=== Section Start ===
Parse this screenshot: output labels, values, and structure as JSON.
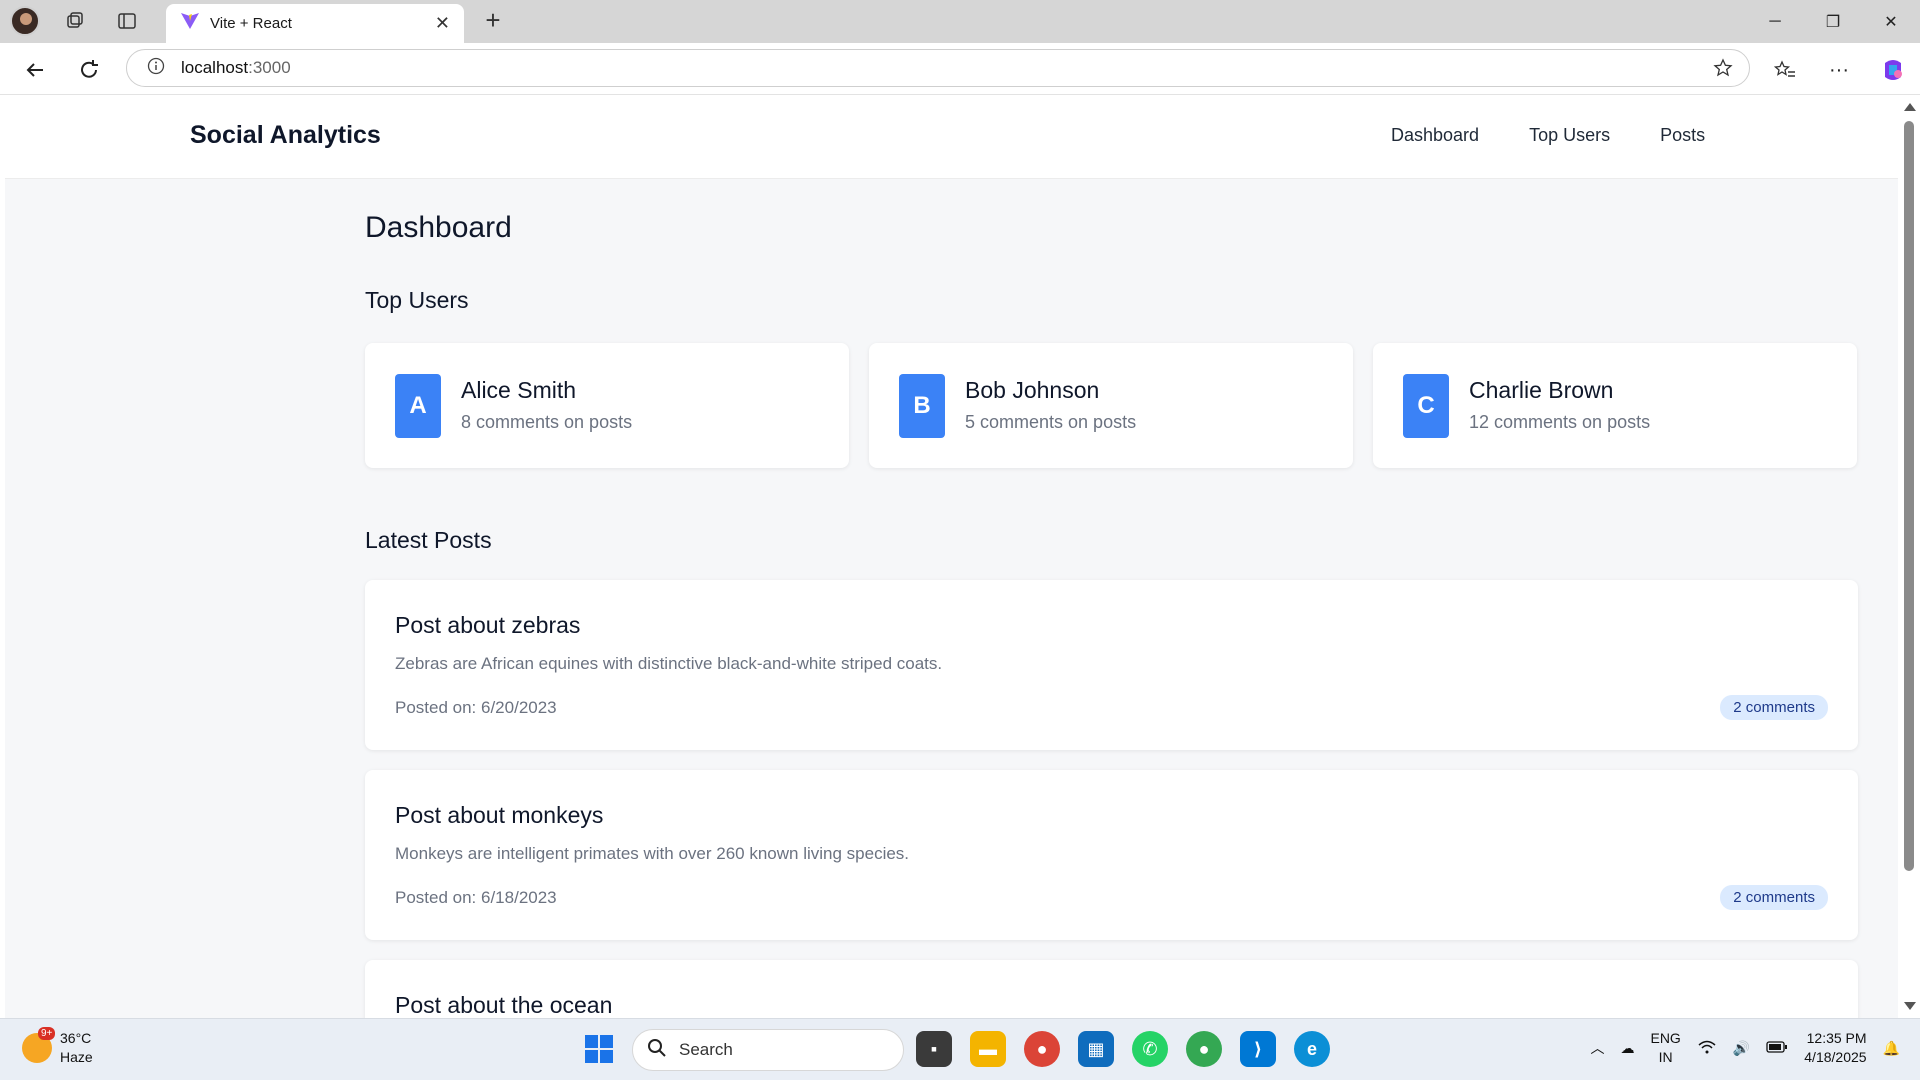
{
  "browser": {
    "tab_title": "Vite + React",
    "address_host": "localhost",
    "address_port": ":3000"
  },
  "app": {
    "brand": "Social Analytics",
    "nav": [
      "Dashboard",
      "Top Users",
      "Posts"
    ]
  },
  "page": {
    "title": "Dashboard",
    "top_users_heading": "Top Users",
    "latest_posts_heading": "Latest Posts",
    "users": [
      {
        "initial": "A",
        "name": "Alice Smith",
        "meta": "8 comments on posts"
      },
      {
        "initial": "B",
        "name": "Bob Johnson",
        "meta": "5 comments on posts"
      },
      {
        "initial": "C",
        "name": "Charlie Brown",
        "meta": "12 comments on posts"
      }
    ],
    "posts": [
      {
        "title": "Post about zebras",
        "body": "Zebras are African equines with distinctive black-and-white striped coats.",
        "date": "Posted on: 6/20/2023",
        "comments": "2 comments"
      },
      {
        "title": "Post about monkeys",
        "body": "Monkeys are intelligent primates with over 260 known living species.",
        "date": "Posted on: 6/18/2023",
        "comments": "2 comments"
      },
      {
        "title": "Post about the ocean"
      }
    ]
  },
  "taskbar": {
    "temperature": "36°C",
    "condition": "Haze",
    "weather_badge": "9+",
    "search_placeholder": "Search",
    "lang_1": "ENG",
    "lang_2": "IN",
    "time": "12:35 PM",
    "date": "4/18/2025"
  },
  "colors": {
    "accent": "#3b82f6",
    "badge_bg": "#dbeafe",
    "badge_text": "#1e3a8a"
  }
}
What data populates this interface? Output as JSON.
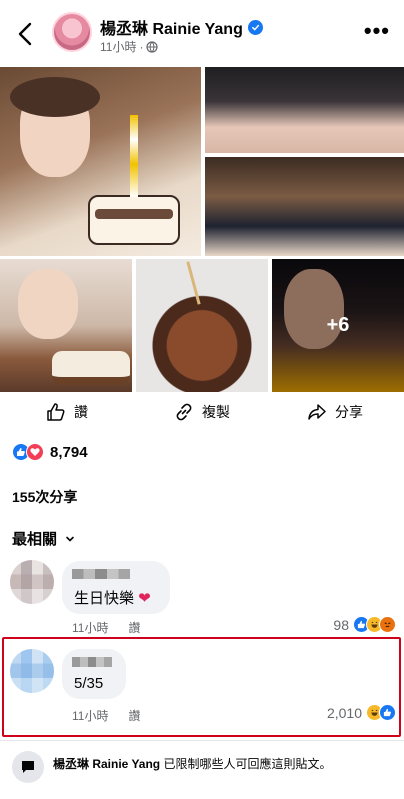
{
  "header": {
    "name": "楊丞琳 Rainie Yang",
    "time": "11小時",
    "separator": "·",
    "more": "•••"
  },
  "photos": {
    "more_count": "+6"
  },
  "actions": {
    "like": "讚",
    "copy": "複製",
    "share": "分享"
  },
  "reactions": {
    "count": "8,794"
  },
  "shares": "155次分享",
  "sort": "最相關",
  "comments": [
    {
      "text": "生日快樂",
      "time": "11小時",
      "like": "讚",
      "reaction_count": "98"
    },
    {
      "text": "5/35",
      "time": "11小時",
      "like": "讚",
      "reaction_count": "2,010"
    }
  ],
  "notice": {
    "name": "楊丞琳 Rainie Yang",
    "text": " 已限制哪些人可回應這則貼文。"
  },
  "colors": {
    "facebook_blue": "#1877f2",
    "love_red": "#f33e58",
    "highlight_border": "#d0021b"
  }
}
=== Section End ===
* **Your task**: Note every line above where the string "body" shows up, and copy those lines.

* **Reply to the task**:
        "body": "Zebras are African equines with distinctive black-and-white striped coats.",
        "body": "Monkeys are intelligent primates with over 260 known living species.",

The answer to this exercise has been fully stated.